Extracted records:
..........
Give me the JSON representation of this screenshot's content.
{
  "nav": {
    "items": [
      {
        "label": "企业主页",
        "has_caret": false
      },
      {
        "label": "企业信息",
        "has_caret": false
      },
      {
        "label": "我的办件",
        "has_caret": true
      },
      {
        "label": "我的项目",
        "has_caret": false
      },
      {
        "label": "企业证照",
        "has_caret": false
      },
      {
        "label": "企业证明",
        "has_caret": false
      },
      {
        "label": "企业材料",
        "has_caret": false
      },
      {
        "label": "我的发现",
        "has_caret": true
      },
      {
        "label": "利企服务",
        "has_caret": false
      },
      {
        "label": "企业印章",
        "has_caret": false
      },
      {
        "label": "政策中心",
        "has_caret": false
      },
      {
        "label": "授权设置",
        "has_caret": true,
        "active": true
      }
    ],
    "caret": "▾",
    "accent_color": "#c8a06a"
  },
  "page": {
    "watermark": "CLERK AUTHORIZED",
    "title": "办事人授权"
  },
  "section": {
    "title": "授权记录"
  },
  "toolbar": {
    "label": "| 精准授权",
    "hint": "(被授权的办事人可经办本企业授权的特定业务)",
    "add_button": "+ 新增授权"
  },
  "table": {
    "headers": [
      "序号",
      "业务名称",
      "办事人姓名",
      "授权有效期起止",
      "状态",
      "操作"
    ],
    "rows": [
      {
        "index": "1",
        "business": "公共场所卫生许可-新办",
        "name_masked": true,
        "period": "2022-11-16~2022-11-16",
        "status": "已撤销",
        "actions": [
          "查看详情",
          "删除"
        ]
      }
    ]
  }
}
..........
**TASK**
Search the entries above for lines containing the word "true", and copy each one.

**ANSWER BELOW**
        "has_caret": true
        "has_caret": true
        "has_caret": true,
        "active": true
        "name_masked": true,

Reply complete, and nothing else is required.